Katungi; an 18 Months Twin Gorilla from Bwindi Impenetrable Forest National Park has died. Katungi had been discovered sick by the Bwindi Forest Gorilla Trackers and had all along been put under a watchful eye and attention. ‘Friend a Gorilla’ website reports.
The Gorilla trackers in Bwindi Impenetrable Forest who made a thorough check through, discovered Katungi who has been one of the gorillas living among the Nkuringo group of gorillas lying about 50 metres away from its family motionless.
Doctors from Bwindi Impenetrable Forest Mountain Gorilla Veterinary Project and a team of trackers attempted to revive the unconscious Katungi gorilla but in vain.
In the process of reviving the unconscious Katungi Twin Gorilla, he just responded by jerking once and breathed his last. The death coincided with the second anniversary of the death of Katungi’s grandfather, Nkuringo, who died in April 2008.
About Bwindi Impenetrable Forest
Bwindi Impenetrable Forest National Park is located in the southwestern part of Uganda and covers 331 square kilometers. Bwindi can be reached from Queen Elizabeth National Park in the north (3-4 hours), from Kabale to the south (2-3 hours), or from Kampala via Mbarara (8-10 hours). The roads meet at Butogota, 17km from the Buhoma entrance gate. During the wet season March to May four wheel drive vehicle is recommended.
The landscape in Bwindi Forest is rugged, with deep valleys running between steep sided hills and ridges. There is both lowland and montane rainforest with dense undergrowth of herbs, vines and shrubs, making the Park look impenetrable. This area is regarded as one of the most biologically diverse forests with the richest faunal community in East Africa.

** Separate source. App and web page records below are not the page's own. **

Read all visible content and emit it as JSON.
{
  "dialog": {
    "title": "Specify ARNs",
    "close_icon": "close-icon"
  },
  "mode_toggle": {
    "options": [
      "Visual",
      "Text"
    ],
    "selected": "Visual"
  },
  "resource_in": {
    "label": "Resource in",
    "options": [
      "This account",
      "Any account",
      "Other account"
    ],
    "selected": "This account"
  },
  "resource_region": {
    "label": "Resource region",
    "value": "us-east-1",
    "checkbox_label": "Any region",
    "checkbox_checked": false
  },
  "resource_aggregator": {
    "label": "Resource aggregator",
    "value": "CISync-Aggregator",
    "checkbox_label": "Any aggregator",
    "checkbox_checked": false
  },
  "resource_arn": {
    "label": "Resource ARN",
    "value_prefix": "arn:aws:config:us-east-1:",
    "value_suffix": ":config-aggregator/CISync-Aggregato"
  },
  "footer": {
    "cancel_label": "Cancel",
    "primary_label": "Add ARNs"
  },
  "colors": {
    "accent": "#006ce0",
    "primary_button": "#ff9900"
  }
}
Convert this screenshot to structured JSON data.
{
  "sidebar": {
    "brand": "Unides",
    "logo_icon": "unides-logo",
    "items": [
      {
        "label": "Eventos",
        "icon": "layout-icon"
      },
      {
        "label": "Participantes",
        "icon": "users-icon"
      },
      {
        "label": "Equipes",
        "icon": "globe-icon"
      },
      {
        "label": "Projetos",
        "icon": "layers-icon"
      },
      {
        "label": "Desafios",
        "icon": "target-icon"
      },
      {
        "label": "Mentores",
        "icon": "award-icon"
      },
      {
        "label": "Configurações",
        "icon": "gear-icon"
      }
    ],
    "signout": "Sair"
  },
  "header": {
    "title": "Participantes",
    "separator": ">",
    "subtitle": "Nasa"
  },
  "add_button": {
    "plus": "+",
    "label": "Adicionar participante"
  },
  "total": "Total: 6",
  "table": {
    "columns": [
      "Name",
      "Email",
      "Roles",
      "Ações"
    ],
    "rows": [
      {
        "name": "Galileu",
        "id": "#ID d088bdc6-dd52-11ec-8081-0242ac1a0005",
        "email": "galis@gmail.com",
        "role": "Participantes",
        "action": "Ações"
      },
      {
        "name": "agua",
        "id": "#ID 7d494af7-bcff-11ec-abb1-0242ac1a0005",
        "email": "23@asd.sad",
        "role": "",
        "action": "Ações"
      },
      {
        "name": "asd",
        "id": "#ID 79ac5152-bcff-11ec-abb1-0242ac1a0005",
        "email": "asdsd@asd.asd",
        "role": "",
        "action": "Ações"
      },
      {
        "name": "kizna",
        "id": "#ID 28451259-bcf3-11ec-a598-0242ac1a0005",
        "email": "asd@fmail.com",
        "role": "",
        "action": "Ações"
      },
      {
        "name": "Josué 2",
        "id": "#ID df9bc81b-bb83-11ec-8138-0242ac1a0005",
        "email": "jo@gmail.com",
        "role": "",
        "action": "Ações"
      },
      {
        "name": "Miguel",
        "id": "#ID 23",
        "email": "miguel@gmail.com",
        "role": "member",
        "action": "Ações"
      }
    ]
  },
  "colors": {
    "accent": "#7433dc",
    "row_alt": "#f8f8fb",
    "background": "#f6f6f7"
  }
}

The forest is home to many rare species and encompasses one of the last remaining habitats of Mountain sliver-back-Gorillas. More than half of the world’s population of mountain gorillas are found in Bwindi Impenetrable National Park (approximately 360 of the remaining 770 or so individuals). The park has over 120 species of mammals, which include forest elephants, the giant forest Hog and 10 species of primates, including chimpanzees, colobus monkeys and baboons. Bwindi is also the only park in the world where chimpanzees and gorillas co-exist in the same environment.